Aim of the exercise :: The entries that follow need to be retyped verbatim.

*** Data section ***

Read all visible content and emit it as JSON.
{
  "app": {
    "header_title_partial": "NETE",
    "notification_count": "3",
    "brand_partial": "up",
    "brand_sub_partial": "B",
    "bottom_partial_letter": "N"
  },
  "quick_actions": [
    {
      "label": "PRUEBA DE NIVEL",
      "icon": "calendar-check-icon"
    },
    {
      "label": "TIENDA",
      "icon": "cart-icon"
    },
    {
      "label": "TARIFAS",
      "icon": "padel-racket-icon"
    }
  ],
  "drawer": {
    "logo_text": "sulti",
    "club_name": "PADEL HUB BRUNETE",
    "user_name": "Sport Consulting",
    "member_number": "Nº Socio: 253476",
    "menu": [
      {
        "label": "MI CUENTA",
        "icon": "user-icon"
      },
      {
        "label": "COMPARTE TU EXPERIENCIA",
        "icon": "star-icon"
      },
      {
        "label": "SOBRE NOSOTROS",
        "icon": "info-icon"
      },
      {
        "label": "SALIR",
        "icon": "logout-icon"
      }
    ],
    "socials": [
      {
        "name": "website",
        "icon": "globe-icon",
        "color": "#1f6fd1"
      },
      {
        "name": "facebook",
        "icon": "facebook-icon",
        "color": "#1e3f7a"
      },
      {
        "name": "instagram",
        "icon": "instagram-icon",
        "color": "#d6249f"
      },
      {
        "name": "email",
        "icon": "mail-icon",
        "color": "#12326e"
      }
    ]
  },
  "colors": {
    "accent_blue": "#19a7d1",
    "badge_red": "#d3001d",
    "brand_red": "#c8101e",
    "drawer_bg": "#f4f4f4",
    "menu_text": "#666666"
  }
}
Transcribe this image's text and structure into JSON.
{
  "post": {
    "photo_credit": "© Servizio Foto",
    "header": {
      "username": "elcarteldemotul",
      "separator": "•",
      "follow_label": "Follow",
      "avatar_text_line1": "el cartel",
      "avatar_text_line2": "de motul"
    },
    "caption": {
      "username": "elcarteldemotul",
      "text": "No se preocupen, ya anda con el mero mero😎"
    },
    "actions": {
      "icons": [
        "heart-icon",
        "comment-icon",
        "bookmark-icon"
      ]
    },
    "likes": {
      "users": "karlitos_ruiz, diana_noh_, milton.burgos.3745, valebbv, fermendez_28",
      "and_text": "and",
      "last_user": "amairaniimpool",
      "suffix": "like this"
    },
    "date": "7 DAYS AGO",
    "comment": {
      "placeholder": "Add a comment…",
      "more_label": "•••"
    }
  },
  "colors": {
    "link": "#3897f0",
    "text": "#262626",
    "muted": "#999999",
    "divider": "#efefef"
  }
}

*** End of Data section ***

Solved problem ::
Read all visible content and emit it as JSON.
{
  "app": {
    "header_title_partial": "NETE",
    "notification_count": "3",
    "brand_partial": "up",
    "brand_sub_partial": "B",
    "bottom_partial_letter": "N"
  },
  "quick_actions": [
    {
      "label": "PRUEBA DE NIVEL",
      "icon": "calendar-check-icon"
    },
    {
      "label": "TIENDA",
      "icon": "cart-icon"
    },
    {
      "label": "TARIFAS",
      "icon": "padel-racket-icon"
    }
  ],
  "drawer": {
    "logo_text": "sulti",
    "club_name": "PADEL HUB BRUNETE",
    "user_name": "Sport Consulting",
    "member_number": "Nº Socio: 253476",
    "menu": [
      {
        "label": "MI CUENTA",
        "icon": "user-icon"
      },
      {
        "label": "COMPARTE TU EXPERIENCIA",
        "icon": "star-icon"
      },
      {
        "label": "SOBRE NOSOTROS",
        "icon": "info-icon"
      },
      {
        "label": "SALIR",
        "icon": "logout-icon"
      }
    ],
    "socials": [
      {
        "name": "website",
        "icon": "globe-icon",
        "color": "#1f6fd1"
      },
      {
        "name": "facebook",
        "icon": "facebook-icon",
        "color": "#1e3f7a"
      },
      {
        "name": "instagram",
        "icon": "instagram-icon",
        "color": "#d6249f"
      },
      {
        "name": "email",
        "icon": "mail-icon",
        "color": "#12326e"
      }
    ]
  },
  "colors": {
    "accent_blue": "#19a7d1",
    "badge_red": "#d3001d",
    "brand_red": "#c8101e",
    "drawer_bg": "#f4f4f4",
    "menu_text": "#666666"
  }
}
Transcribe this image's text and structure into JSON.
{
  "post": {
    "photo_credit": "© Servizio Foto",
    "header": {
      "username": "elcarteldemotul",
      "separator": "•",
      "follow_label": "Follow",
      "avatar_text_line1": "el cartel",
      "avatar_text_line2": "de motul"
    },
    "caption": {
      "username": "elcarteldemotul",
      "text": "No se preocupen, ya anda con el mero mero😎"
    },
    "actions": {
      "icons": [
        "heart-icon",
        "comment-icon",
        "bookmark-icon"
      ]
    },
    "likes": {
      "users": "karlitos_ruiz, diana_noh_, milton.burgos.3745, valebbv, fermendez_28",
      "and_text": "and",
      "last_user": "amairaniimpool",
      "suffix": "like this"
    },
    "date": "7 DAYS AGO",
    "comment": {
      "placeholder": "Add a comment…",
      "more_label": "•••"
    }
  },
  "colors": {
    "link": "#3897f0",
    "text": "#262626",
    "muted": "#999999",
    "divider": "#efefef"
  }
}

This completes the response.